Even with increased safety protocols in place, some Christian camps could not keep out COVID-19 this summer.
Week after week, the headlines tracked the outbreaks: 82 cases at Camp Kanakuk in Missouri, an evangelical camp that draws kids from 10 states. Dozens at a church camp in Keller, Texas, and more at Allaso Ranch in Hawkins, Texas, where kids worshiped together unmasked. At least 54 people at Springs Ministries Summer Camp in Michigan tested positive. Another 25 campers and staff, all under 20, caught the virus at Trout Creek Bible Camp in Oregon.
Then, a Centers for Disease Control investigation revealed the largest case: a single YMCA camp session in Lake Burton, Georgia, where 260 of the 597 campers and staff members (44%) contracted the virus within days.
According to the Christian Camping and Conference Association (CCCA), the outbreaks represent a minority of its 870 member camps, only 7 percent of which had reported confirmed COVID-19 cases among campers or staff last month. Camp High Harbor, the YMCA camp in Georgia, is not a CCCA member.

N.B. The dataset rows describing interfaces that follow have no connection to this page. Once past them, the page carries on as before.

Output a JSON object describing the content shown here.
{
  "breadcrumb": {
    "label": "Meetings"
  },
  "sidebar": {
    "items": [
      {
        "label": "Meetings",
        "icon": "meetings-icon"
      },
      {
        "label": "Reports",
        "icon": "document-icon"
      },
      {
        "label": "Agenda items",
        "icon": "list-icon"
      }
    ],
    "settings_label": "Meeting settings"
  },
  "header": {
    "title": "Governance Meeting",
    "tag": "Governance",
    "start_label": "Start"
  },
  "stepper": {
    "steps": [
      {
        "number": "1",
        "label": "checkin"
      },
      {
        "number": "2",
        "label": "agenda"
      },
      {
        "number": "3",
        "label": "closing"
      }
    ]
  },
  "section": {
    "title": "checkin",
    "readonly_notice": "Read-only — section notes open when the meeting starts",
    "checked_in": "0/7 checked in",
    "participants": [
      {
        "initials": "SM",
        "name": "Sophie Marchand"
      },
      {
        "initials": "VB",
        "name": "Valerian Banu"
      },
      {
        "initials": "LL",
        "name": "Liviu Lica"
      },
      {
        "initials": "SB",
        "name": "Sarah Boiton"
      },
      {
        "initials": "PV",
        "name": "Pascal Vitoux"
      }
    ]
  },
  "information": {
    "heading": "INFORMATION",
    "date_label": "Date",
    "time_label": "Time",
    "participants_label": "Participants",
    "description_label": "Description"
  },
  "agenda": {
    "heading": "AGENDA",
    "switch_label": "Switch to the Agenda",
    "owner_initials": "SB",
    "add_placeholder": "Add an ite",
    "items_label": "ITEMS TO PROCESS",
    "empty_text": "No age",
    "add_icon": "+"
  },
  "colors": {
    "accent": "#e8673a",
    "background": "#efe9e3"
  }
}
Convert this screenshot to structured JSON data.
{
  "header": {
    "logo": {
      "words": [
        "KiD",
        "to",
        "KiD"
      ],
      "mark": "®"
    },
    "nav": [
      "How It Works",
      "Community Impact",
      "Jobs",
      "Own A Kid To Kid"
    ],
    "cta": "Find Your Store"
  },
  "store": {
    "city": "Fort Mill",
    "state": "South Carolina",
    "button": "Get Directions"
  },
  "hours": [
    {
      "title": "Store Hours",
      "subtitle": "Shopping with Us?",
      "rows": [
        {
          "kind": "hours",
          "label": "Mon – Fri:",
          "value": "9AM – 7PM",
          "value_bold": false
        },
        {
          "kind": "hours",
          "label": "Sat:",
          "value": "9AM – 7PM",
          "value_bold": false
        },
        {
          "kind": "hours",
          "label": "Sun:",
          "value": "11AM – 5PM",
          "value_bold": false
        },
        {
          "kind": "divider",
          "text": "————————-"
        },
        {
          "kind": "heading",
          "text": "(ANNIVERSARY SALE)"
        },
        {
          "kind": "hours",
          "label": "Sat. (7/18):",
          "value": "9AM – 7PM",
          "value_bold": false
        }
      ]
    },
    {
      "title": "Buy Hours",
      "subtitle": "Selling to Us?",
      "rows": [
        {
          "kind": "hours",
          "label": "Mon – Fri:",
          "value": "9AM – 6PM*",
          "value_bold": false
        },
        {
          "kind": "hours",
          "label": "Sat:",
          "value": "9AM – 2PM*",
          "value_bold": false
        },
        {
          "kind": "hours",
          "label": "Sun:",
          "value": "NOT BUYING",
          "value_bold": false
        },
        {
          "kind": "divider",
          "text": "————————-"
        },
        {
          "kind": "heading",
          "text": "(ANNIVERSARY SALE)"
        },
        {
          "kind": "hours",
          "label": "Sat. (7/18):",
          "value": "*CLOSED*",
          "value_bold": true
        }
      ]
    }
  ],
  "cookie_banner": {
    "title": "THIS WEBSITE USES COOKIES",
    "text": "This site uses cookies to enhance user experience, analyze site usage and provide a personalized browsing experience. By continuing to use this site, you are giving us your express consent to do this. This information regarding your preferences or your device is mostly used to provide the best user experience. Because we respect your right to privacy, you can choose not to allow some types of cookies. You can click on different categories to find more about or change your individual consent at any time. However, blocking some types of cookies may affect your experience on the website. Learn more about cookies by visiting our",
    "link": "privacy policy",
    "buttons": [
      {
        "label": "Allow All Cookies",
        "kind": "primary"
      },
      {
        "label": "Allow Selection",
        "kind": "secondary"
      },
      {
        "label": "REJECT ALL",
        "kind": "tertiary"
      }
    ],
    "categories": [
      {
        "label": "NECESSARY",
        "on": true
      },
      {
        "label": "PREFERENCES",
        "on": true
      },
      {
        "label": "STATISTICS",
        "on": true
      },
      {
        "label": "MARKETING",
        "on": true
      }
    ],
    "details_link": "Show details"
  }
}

“CCCA has encouraged our members who have chosen to open to stringently follow the CDC guidelines and to adhere to local health department regulations,” CCCA president Gregg Hunter said. “The report out of Georgia punctuates that need with an emphasis on the need for vigilance in mask-wearing.”
As CT previously reported, camps wrestled with regulations and risks in the spring, and many opted to cancel in-person programing (62% of camps overall, according to a survey by camp technology platform CampMinder). Some, like Kanakuk in Missouri, opened but then canceled when the coronavirus situation changed.
Even though Camp High Harbor started sending home campers the same day they learned of the positive COVID-19 test, it wasn’t enough to contain the spread. The camp had organized the campers into smaller groups, encouraged social distancing and hand washing, and required staff to wear face masks, but failed to follow several key recommendations. It had not required campers to wear masks, had not opened windows and doors when campers were inside, and had held activities that included “daily vigorous singing and cheering.”
“This investigation adds to the body of evidence demonstrating that children of all ages are susceptible to SARS-CoV-2 infection and, contrary to early reports, might play an important role in transmission. The multiple measures adopted by the camp were not sufficient to prevent an outbreak in the context of substantial community transmission,” the CDC report said.
The outcomes from summer camp during the pandemic can be worrying for schools preparing to reopen for the fall in some places.
“Is the Georgia summer camp episode a harbinger of what’s to come if in-person classrooms resume in the fall?” The Washington Post editorial board wondered. “The Georgia summer camp outbreak is a warning that children may not be spared sickness, nor the adults around them.”
But the American Camping Association (ACA) disputed the assertion that the situation at Camp High Harbor spells doom for schools that bring students back to the classroom.
“More than 3,000 day and overnight camps are running in-person programming for children across the US this summer,” said Tom Rosenberg, CEO of the ACA (a quarter of its members are faith-based camps). “Camp directors reported that many children arrived feeling anxious, out of shape, or disconnected. They desperately sought—and ultimately found—the belonging, independence, and resilience they have needed for months. If schools are going to be successful this fall, they must act on what we’ve learned at camp this summer.”
Even with truncated or adjusted camp sessions, many Christian leaders agreed.
“Parents and campers have been so grateful for the opportunity to safely gather and encounter God in new ways,” said Deanna Christensen, executive director of Cross Trails Ministry, which operates two camps in West Texas. The theme for this summer was “Tales of an Epic God,” which “turned out to be a great theme for the time we are in.”
Cross Trails delayed the start of camp by two weeks, operated at 50 percent capacity, and reported no COVID-19 cases, yet called off the camp for the summer after three camp sessions as the number of cases surged in nearby Austin and San Antonio, and the state of Texas issued more stringent guidelines for overnight camps.
Outside Houston, Camp Cho-Yeh had 13 coronavirus cases among 1,001 campers, all of which were reported after leaving camp. President and CEO Garret Larsen still counts 2020 as a successful summer. Cho-Yeh initially canceled summer programming in March, but decided in June to open the camp on a smaller scale.
With cabins filled to half capacity, the Cho-Yeh experience was more intimate than before, and Larsen believes campers appreciated it after months in isolation. At the conclusion of one camp session, parents reported to Larsen that the smile they saw on their daughter’s face was the first they had seen in months.
“The resounding theme among our camper parents has been that the benefit of camp far outweighs the risk of COVID-19 for our campers,” Larsen said.